If a line in the data holds "visual", copy that line out in full.

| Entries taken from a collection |

----------

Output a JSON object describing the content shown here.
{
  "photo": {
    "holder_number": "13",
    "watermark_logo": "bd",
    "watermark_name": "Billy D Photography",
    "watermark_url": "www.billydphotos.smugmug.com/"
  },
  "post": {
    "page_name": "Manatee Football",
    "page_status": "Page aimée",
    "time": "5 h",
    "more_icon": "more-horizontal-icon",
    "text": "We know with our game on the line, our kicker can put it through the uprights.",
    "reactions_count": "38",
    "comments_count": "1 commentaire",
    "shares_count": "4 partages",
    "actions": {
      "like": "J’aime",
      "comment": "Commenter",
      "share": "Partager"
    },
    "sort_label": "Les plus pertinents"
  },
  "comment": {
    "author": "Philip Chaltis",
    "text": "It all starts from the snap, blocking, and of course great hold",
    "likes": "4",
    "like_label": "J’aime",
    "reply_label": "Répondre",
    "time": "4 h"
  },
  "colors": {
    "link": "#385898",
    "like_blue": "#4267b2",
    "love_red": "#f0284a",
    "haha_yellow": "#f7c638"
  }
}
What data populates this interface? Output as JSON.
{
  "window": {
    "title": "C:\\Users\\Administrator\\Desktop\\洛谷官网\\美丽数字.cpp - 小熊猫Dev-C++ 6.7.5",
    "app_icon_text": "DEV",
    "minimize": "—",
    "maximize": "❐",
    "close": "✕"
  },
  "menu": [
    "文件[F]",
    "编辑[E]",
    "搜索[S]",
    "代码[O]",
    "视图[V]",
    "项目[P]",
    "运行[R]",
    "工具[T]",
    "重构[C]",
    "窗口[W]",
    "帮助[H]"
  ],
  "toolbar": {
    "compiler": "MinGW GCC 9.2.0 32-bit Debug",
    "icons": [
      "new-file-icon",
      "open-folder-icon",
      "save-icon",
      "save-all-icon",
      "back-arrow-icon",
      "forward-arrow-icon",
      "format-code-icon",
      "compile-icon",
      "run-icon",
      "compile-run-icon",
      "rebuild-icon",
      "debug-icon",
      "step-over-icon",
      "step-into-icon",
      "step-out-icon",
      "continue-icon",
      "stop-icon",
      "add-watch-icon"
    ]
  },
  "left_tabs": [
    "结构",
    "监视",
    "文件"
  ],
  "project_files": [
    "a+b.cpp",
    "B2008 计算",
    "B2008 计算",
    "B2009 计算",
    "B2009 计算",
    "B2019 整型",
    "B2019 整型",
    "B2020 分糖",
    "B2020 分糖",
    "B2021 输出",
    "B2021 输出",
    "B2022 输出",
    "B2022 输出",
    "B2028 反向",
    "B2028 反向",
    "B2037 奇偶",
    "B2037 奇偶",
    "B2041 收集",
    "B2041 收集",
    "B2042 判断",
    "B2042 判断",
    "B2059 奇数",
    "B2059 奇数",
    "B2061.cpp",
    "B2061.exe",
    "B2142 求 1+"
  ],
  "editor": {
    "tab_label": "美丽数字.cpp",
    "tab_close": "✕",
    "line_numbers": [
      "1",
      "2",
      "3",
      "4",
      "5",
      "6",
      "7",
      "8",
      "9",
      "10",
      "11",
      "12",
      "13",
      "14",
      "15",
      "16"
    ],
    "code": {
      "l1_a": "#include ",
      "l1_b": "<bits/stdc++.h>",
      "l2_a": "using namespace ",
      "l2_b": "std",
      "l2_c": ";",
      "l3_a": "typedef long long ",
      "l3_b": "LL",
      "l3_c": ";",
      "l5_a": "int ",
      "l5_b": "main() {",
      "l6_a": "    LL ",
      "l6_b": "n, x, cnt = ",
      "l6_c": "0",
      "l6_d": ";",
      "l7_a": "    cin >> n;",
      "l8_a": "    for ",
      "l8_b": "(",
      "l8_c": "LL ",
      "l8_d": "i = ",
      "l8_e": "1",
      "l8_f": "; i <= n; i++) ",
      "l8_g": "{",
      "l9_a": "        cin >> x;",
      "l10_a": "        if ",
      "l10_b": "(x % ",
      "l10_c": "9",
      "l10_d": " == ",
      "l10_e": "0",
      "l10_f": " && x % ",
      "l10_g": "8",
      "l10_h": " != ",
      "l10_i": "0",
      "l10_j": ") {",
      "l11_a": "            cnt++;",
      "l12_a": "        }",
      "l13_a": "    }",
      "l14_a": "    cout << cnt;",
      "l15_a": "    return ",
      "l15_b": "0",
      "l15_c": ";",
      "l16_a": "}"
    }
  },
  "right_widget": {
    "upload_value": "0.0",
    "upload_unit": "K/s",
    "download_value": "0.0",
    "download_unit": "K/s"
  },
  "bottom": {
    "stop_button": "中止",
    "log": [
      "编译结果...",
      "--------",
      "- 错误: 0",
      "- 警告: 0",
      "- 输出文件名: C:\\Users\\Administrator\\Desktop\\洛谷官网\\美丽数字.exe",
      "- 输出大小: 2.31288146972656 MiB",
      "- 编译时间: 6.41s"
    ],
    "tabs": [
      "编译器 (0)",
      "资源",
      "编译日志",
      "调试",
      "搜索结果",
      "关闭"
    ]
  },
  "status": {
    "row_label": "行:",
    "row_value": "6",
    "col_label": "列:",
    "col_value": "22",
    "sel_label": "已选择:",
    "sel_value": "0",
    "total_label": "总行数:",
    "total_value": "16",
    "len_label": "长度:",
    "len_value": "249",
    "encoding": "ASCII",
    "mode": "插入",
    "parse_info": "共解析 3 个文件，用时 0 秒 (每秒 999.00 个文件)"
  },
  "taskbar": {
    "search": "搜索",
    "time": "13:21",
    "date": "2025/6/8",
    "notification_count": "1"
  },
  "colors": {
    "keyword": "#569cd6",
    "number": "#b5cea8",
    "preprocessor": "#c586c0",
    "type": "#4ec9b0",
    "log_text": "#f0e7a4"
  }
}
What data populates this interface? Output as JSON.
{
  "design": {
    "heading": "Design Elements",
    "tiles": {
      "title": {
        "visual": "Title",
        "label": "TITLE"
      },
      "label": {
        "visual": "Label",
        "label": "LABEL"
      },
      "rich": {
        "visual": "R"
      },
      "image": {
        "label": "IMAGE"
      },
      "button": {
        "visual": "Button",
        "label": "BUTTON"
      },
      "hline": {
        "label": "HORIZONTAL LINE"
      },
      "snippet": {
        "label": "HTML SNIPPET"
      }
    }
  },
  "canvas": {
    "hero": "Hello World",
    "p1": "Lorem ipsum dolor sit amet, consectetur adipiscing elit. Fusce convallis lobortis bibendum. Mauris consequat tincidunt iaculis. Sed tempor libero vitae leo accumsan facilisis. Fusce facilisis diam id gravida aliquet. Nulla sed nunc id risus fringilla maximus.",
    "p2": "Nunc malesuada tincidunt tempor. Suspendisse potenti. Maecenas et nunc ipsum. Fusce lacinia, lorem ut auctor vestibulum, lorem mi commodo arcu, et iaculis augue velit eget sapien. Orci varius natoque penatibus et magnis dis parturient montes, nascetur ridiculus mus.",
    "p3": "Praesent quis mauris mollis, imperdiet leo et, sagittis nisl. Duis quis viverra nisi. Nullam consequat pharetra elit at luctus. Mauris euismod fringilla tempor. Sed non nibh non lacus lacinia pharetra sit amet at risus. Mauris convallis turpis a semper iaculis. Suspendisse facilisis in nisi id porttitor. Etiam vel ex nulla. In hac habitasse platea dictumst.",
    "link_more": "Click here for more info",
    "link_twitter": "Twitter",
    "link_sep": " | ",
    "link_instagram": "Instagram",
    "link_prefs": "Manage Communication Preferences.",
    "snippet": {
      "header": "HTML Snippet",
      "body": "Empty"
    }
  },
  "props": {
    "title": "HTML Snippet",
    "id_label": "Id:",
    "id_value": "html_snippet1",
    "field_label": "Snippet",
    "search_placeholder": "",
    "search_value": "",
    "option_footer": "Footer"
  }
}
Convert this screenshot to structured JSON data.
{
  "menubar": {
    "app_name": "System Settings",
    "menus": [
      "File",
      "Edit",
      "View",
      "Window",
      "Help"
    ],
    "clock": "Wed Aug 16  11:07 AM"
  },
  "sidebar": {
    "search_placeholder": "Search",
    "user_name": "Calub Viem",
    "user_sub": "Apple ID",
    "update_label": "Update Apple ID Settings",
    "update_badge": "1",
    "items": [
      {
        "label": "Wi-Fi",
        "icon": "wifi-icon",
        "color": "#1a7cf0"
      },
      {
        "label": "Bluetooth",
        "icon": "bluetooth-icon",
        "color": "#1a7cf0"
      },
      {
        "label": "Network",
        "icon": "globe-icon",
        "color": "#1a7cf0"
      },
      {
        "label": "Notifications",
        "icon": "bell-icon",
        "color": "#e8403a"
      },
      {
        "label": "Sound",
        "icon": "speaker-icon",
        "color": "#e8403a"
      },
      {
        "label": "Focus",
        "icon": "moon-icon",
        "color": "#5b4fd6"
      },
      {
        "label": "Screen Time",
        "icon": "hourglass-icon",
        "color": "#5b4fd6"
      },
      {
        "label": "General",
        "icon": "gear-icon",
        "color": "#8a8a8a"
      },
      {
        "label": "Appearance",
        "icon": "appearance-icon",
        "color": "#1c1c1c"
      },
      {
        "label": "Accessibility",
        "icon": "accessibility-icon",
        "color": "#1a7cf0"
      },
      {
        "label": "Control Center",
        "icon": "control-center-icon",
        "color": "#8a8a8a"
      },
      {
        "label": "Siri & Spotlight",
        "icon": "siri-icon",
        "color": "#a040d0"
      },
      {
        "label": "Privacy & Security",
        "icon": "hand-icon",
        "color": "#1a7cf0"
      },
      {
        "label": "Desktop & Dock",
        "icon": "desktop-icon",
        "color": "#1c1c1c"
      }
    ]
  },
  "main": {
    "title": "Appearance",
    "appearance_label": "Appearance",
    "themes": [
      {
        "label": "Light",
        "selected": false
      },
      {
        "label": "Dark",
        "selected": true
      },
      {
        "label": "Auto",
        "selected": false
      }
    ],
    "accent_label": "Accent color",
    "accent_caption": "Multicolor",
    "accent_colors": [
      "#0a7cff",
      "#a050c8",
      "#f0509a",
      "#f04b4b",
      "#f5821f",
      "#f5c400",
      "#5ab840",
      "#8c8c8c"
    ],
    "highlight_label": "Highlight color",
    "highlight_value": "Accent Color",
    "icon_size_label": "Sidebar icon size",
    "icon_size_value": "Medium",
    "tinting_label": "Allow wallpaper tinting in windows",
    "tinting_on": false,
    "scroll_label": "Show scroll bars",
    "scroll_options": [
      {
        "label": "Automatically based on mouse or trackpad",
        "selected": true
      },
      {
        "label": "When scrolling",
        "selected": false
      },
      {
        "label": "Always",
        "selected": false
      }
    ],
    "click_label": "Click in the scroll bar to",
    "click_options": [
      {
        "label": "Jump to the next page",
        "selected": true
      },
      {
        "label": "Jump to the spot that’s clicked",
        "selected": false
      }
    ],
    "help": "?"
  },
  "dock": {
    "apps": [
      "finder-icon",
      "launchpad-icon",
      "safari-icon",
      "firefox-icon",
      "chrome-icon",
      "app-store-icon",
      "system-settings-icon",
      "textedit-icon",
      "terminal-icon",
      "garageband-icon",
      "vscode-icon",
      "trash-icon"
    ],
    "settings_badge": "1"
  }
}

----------

| Output |
        "visual": "Title",
        "visual": "Label",
        "visual": "R"
        "visual": "Button",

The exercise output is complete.